Begging

Some dogs will simply beg for attention. They might shove their face on your lap or be pushy. If you reward the behavior by giving attention, your dog will keep doing this. Ignore him, and when he stops the behavior, give him attention.

Finding Trouble

When dogs are really looking for attention, they may engage in a series of behaviors they know will get a rise out of you. It will be things they know they are not supposed to do. If they are not in any kind of danger from the behavior or behaviors (for instance, eating something bad from the garbage), ignore the behavior and reward when the behavior stops.

The key to helping prevent negative, attention-seeking behaviors from your dog is by giving him plenty of love, attention and playtime. If he uses bad behavior to get your attention, do the best you can not to enable the behavior. Ignoring a behavior may not always work (especially when he finds another reward other than your attention), but it can serve as a trick to keep in your back pocket for when you’re dealing with a challenging dog.

Meet the Author: Jessica Peralta

Jessica Peralta has been a journalist for more than 15 years and an animal lover all her life. She has had dogs, cats, birds, turtles, fish, frogs, and rabbits. Her current children are a German shepherd named Guinness and a black kitten named Riot (and he lives up to that name). It’s because of her love for animals that she focused her journalistic career to the world of holistic animal care and pet nutrition. In between keeping Riot and Guinness out of mischief, she’s constantly learning about all the ways she can make them healthier and happier.
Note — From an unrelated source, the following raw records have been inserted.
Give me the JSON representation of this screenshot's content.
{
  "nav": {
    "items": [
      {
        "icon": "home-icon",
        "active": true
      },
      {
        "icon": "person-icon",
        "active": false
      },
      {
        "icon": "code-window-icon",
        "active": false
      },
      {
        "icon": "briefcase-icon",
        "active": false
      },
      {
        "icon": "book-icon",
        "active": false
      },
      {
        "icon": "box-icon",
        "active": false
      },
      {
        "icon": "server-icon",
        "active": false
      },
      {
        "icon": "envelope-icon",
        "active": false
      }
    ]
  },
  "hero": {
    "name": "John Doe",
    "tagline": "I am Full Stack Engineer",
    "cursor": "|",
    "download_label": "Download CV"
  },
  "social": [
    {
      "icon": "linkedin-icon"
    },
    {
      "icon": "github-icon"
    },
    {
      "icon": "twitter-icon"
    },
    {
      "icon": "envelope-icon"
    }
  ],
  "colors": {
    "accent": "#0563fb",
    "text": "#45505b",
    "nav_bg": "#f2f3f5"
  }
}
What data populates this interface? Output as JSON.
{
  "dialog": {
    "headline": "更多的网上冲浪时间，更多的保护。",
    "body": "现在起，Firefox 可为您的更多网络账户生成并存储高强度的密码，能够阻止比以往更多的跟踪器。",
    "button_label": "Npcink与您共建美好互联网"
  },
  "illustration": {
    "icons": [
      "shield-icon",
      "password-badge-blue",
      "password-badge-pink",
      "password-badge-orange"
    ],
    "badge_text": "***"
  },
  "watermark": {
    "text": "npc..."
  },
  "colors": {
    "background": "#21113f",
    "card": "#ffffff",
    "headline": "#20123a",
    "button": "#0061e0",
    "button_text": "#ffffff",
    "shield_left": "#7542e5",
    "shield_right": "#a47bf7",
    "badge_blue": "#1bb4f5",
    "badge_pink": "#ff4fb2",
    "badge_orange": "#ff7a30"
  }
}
Doggie Day Care: Is It Right for Your Dog?
Working with Your Vet to Become More Holistic